Guidelines to Increase Chemical Safety at Home
Here are a few guidelines ASSE suggests to increase chemical safety at home:
- Read the warning label. Much time has gone into developing it for good reason. Be sure to understand and follow what it says on how to use the product safely, how to protect yourself when using it and how to properly store it. The manufacturer’s contact information always is on the label if more information is needed.
- More is not better, just more dangerous. Use all chemicals sparingly in the home.
- Don’t take the hazardous chemical out of the original container and place it in something else, such as an old plastic milk jug or an empty liter soda bottle. Not only are these containers not likely to be capable of safely storing the substance, but it also may be hard to remember later what was put in there in the first place. And remember, a young child may not know the difference between a yellow-colored cleaning product in an old Mountain Dew plastic container and the real thing.
- After using, immediately wash hands – or any other part of the body that may have come into direct contact with the substance – with warm soapy water.
- Follow safety recommendations when using hazardous substances.
- Properly ventilate the area by turning on the fan and opening the windows. If recommended, wear gloves, long sleeves and masks.
- Don’t leave chemical products unattended. If you must leave the room in the middle of a task, either put the product away or take it with you.
- Keep all hazardous chemicals out of the reach of young children or locked up. Properly mark and store under lock and key all household and pool chemicals, paints and poisons. Keep these on a high shelf, out of children’s reach.
- Dispose of household and chemical products that are leaking, expired or look bad.

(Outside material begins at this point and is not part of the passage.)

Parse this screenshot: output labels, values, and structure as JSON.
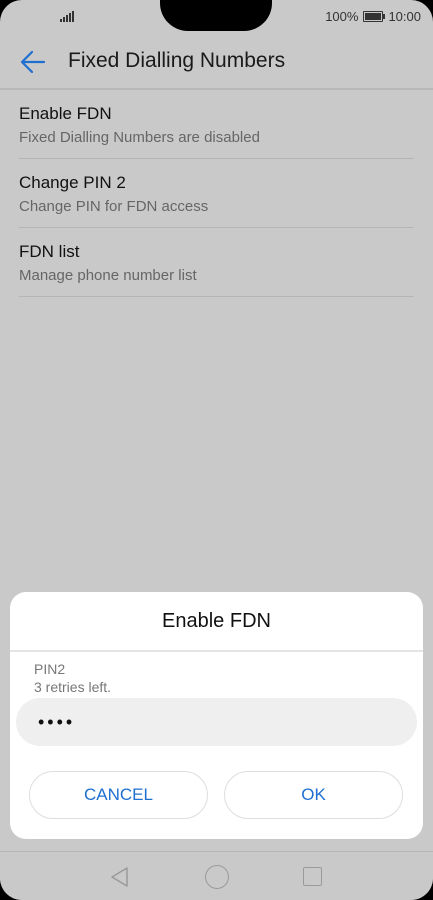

- Know how to properly dispose of chemical products. If you don’t know how to dispose of the products, contact your local waste management authority.
- Post the poison control center number near every phone – in the United States it is (800) 222-1222.(in the British Virgin Islands-Hospital 494-3497)
- Never store hazardous chemicals near food or food products. Keep hazardous chemicals away from items used to prepare and cook foods in, such as pans and silverware. Never contaminate pots, pans and cooking utensils with a hazardous substance.
- Keeping a container of baking soda near the stove to put out grease-based fires does help, but it is advisable to purchase a small fire extinguisher for the kitchen. Many stores now carry a “K” type extinguisher designed for the kitchen. Be aware that unless a fire extinguisher company checks it, the useful life of the extinguisher is about 2 years. Prepare to replace it every other year or, even better, when changing the batteries in smoke detectors.
- It is dangerous to combine two common household cleaners – chlorine bleach and ammonia. It forms a highly toxic gas, which has caused serious respiratory injury and even some deaths